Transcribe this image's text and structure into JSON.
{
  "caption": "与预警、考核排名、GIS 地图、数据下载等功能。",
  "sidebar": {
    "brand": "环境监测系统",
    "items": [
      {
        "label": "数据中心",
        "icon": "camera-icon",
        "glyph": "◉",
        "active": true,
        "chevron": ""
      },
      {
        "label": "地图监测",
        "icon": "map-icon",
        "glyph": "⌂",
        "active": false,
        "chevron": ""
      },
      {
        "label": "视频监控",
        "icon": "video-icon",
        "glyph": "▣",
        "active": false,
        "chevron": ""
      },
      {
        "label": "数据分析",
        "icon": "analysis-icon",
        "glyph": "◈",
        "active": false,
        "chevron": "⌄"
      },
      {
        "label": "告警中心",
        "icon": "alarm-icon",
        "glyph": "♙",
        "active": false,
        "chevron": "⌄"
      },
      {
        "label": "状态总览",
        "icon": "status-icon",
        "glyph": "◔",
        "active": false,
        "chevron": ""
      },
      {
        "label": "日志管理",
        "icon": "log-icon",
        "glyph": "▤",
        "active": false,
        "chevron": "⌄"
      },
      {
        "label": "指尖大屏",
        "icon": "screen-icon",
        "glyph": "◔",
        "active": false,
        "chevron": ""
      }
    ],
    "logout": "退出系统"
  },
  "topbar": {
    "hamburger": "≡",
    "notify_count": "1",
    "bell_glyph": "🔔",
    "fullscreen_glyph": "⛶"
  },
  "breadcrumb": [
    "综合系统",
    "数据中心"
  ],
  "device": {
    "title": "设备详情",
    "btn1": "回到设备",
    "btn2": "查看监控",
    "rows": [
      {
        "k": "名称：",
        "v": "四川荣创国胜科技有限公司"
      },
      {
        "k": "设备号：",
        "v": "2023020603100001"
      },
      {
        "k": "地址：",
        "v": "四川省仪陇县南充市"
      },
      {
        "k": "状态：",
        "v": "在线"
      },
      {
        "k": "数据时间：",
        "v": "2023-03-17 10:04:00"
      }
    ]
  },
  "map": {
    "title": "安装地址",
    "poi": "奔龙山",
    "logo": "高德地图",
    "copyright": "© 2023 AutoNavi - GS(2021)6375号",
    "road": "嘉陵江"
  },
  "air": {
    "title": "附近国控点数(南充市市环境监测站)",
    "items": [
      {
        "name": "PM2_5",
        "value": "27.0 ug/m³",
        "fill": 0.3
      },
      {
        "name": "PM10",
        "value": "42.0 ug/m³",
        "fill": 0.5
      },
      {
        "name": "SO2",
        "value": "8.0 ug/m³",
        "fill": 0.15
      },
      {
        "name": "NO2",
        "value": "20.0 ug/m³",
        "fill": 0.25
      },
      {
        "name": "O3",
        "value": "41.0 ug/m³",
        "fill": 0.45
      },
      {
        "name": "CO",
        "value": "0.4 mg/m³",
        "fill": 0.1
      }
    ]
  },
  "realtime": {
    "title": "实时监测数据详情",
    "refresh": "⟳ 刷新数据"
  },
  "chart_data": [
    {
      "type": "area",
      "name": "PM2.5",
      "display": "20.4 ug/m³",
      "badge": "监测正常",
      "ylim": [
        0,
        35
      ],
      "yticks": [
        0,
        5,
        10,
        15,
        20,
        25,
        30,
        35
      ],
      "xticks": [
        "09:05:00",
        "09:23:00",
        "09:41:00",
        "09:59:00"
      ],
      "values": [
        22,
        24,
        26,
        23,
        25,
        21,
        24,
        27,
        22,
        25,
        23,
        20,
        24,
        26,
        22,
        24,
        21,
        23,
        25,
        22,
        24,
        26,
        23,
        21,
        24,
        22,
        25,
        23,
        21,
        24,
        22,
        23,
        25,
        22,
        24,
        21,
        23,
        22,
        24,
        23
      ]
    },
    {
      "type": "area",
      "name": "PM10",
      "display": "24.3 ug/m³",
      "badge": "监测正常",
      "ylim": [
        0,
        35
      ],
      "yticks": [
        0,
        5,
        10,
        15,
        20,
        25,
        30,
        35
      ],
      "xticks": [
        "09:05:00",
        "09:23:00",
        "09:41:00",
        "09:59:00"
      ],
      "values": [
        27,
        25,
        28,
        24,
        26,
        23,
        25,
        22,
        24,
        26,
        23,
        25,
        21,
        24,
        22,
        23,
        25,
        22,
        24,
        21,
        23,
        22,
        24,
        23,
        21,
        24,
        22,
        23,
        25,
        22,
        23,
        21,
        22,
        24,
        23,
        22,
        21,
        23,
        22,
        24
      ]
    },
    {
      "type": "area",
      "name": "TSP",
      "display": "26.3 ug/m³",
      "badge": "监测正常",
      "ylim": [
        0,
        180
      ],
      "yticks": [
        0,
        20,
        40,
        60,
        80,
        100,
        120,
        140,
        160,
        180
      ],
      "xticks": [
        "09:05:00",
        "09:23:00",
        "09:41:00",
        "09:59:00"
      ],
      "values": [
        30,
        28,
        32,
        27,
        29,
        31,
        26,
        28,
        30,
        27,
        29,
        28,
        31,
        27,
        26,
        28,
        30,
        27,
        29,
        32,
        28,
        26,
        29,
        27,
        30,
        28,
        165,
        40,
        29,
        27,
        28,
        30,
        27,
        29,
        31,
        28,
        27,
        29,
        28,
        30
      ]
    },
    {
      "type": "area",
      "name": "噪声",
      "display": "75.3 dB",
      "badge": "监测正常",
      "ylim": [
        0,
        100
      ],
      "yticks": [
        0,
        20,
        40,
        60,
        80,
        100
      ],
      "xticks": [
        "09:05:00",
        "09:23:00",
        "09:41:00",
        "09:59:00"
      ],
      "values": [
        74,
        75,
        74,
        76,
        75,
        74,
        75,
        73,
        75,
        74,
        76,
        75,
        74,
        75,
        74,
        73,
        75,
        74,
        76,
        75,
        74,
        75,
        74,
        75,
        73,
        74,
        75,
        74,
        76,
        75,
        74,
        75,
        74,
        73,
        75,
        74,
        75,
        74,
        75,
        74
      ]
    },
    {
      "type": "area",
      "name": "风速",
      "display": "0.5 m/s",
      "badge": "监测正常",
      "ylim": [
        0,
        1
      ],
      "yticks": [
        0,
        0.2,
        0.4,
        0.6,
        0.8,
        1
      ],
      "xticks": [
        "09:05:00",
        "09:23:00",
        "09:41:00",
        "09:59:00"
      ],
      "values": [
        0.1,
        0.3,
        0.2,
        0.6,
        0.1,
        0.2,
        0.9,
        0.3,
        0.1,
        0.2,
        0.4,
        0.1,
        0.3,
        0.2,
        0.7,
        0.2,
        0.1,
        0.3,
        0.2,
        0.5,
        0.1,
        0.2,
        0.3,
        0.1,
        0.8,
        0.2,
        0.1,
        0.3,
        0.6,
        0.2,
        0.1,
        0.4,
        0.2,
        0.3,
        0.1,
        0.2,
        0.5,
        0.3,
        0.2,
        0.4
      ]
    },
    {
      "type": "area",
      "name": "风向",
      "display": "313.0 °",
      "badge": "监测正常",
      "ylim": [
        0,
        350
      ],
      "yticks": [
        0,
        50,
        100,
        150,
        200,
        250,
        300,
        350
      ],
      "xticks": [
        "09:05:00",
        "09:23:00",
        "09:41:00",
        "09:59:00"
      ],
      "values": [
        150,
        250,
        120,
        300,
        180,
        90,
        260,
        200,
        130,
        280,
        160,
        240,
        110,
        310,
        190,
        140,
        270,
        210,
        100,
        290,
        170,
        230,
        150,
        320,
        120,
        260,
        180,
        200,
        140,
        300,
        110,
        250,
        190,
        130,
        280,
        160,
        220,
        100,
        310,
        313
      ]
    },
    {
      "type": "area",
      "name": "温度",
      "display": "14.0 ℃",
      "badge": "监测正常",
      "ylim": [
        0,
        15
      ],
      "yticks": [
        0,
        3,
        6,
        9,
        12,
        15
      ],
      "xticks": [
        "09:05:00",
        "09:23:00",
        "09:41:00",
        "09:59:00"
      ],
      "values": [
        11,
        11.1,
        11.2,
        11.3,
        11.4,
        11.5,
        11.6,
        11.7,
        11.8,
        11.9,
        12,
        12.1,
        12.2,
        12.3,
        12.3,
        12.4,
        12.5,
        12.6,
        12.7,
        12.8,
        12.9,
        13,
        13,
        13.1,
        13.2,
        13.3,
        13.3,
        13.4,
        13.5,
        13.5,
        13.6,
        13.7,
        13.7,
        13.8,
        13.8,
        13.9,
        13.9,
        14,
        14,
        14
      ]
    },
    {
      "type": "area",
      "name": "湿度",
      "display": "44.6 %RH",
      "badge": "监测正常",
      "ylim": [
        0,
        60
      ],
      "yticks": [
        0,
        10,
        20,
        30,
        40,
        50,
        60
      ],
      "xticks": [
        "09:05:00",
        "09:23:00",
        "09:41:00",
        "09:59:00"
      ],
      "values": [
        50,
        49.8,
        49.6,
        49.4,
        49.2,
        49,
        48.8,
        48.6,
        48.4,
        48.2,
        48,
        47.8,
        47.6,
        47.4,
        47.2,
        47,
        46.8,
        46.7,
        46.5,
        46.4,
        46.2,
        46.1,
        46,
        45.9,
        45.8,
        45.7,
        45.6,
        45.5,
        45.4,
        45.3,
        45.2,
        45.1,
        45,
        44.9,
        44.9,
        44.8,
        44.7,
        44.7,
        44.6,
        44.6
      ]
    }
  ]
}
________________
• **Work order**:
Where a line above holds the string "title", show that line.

• **Result**:
    "title": "设备详情",
    "title": "安装地址",
    "title": "附近国控点数(南充市市环境监测站)",
    "title": "实时监测数据详情",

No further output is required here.